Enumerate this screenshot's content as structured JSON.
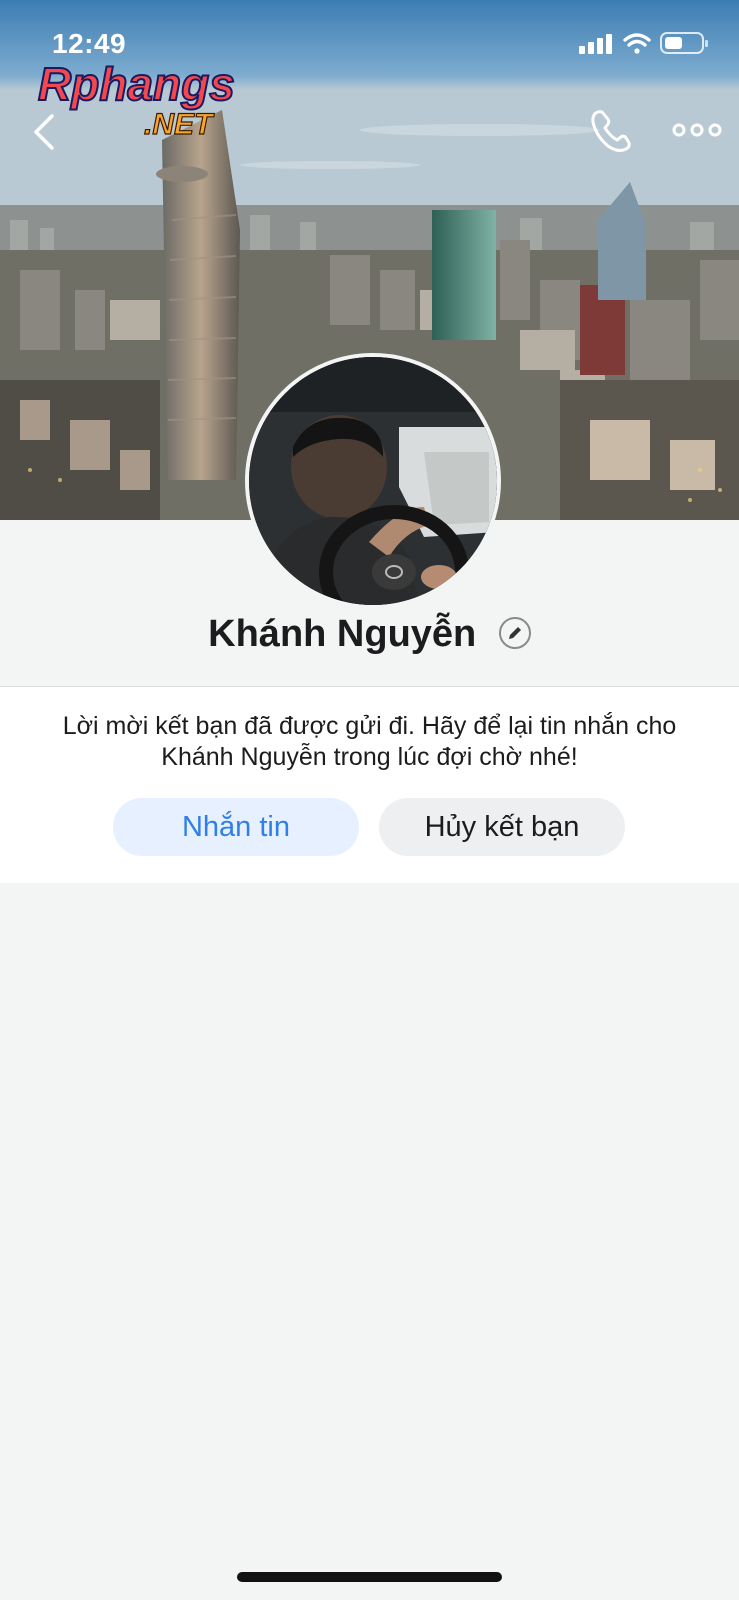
{
  "status_bar": {
    "time": "12:49",
    "signal_icon": "cellular-signal-icon",
    "wifi_icon": "wifi-icon",
    "battery_icon": "battery-icon"
  },
  "watermark": {
    "text_main": "Rphangs",
    "text_sub": ".NET"
  },
  "nav": {
    "back_icon": "chevron-left-icon",
    "call_icon": "phone-icon",
    "more_icon": "more-dots-icon"
  },
  "profile": {
    "name": "Khánh Nguyễn",
    "edit_icon": "pencil-icon"
  },
  "friend_request": {
    "message": "Lời mời kết bạn đã được gửi đi. Hãy để lại tin nhắn cho Khánh Nguyễn trong lúc đợi chờ nhé!",
    "message_button": "Nhắn tin",
    "cancel_button": "Hủy kết bạn"
  },
  "colors": {
    "accent": "#2f7fe8",
    "message_button_bg": "#e7f0fe",
    "cancel_button_bg": "#eeeff1",
    "page_bg": "#f3f4f4"
  }
}
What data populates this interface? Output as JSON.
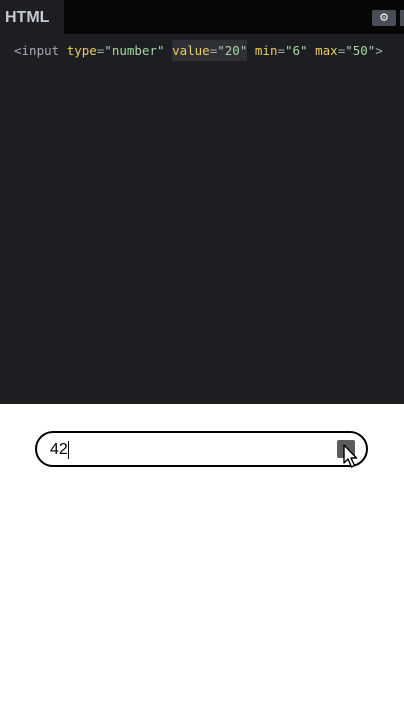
{
  "editor": {
    "tab_label": "HTML",
    "settings_icon": "gear-icon",
    "code": {
      "open": "<input",
      "attr_type": "type",
      "val_type": "\"number\"",
      "attr_value": "value",
      "val_value": "\"20\"",
      "attr_min": "min",
      "val_min": "\"6\"",
      "attr_max": "max",
      "val_max": "\"50\"",
      "close": ">",
      "eq": "="
    }
  },
  "preview": {
    "input": {
      "value": "42"
    },
    "cursor_icon": "arrow-pointer-icon"
  }
}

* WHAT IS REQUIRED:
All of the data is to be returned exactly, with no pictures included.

* COMPLETED EXERCISE:
Enumerate this screenshot's content as structured JSON.
{
  "status_bar": {
    "time": "12:49",
    "signal_icon": "cellular-signal-icon",
    "wifi_icon": "wifi-icon",
    "battery_icon": "battery-icon"
  },
  "watermark": {
    "text_main": "Rphangs",
    "text_sub": ".NET"
  },
  "nav": {
    "back_icon": "chevron-left-icon",
    "call_icon": "phone-icon",
    "more_icon": "more-dots-icon"
  },
  "profile": {
    "name": "Khánh Nguyễn",
    "edit_icon": "pencil-icon"
  },
  "friend_request": {
    "message": "Lời mời kết bạn đã được gửi đi. Hãy để lại tin nhắn cho Khánh Nguyễn trong lúc đợi chờ nhé!",
    "message_button": "Nhắn tin",
    "cancel_button": "Hủy kết bạn"
  },
  "colors": {
    "accent": "#2f7fe8",
    "message_button_bg": "#e7f0fe",
    "cancel_button_bg": "#eeeff1",
    "page_bg": "#f3f4f4"
  }
}
What data populates this interface? Output as JSON.
{
  "editor": {
    "tab_label": "HTML",
    "settings_icon": "gear-icon",
    "code": {
      "open": "<input",
      "attr_type": "type",
      "val_type": "\"number\"",
      "attr_value": "value",
      "val_value": "\"20\"",
      "attr_min": "min",
      "val_min": "\"6\"",
      "attr_max": "max",
      "val_max": "\"50\"",
      "close": ">",
      "eq": "="
    }
  },
  "preview": {
    "input": {
      "value": "42"
    },
    "cursor_icon": "arrow-pointer-icon"
  }
}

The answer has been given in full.